TASK INPUT:

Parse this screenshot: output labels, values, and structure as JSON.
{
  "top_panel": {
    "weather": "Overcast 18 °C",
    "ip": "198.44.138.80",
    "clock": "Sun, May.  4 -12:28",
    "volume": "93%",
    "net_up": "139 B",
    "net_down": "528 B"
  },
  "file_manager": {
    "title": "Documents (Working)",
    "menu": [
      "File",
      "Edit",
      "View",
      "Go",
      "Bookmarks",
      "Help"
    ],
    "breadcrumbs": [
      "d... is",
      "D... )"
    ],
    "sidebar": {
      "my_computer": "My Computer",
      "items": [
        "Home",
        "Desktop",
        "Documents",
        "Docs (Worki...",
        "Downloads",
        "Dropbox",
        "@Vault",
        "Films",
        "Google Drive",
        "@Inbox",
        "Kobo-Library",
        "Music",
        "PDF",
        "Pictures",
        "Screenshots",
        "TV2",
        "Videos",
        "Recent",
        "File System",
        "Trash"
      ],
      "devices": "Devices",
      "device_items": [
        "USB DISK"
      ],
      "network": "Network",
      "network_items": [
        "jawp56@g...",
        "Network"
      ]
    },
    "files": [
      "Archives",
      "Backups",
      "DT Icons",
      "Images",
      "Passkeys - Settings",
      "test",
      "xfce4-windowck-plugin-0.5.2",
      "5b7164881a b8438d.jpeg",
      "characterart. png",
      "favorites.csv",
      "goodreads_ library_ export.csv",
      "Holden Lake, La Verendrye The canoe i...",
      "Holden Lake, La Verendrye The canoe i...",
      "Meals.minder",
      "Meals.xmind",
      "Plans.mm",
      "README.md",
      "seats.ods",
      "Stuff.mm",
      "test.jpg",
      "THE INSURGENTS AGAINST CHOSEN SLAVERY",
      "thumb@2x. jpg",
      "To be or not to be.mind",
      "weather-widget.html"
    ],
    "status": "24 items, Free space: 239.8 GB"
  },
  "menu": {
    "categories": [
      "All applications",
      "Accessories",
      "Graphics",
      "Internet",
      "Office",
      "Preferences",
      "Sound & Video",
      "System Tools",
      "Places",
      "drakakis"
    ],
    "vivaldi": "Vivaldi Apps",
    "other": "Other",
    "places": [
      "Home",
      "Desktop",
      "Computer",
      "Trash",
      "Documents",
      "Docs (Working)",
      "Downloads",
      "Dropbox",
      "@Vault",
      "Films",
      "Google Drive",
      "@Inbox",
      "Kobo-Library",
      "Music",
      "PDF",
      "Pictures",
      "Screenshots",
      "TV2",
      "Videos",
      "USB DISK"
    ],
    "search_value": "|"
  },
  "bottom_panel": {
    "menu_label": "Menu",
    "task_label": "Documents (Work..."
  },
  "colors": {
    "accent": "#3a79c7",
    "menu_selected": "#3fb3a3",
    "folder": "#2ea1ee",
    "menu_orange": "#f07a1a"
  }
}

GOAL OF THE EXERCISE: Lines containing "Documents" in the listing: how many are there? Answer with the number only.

SOLUTION BELOW: 4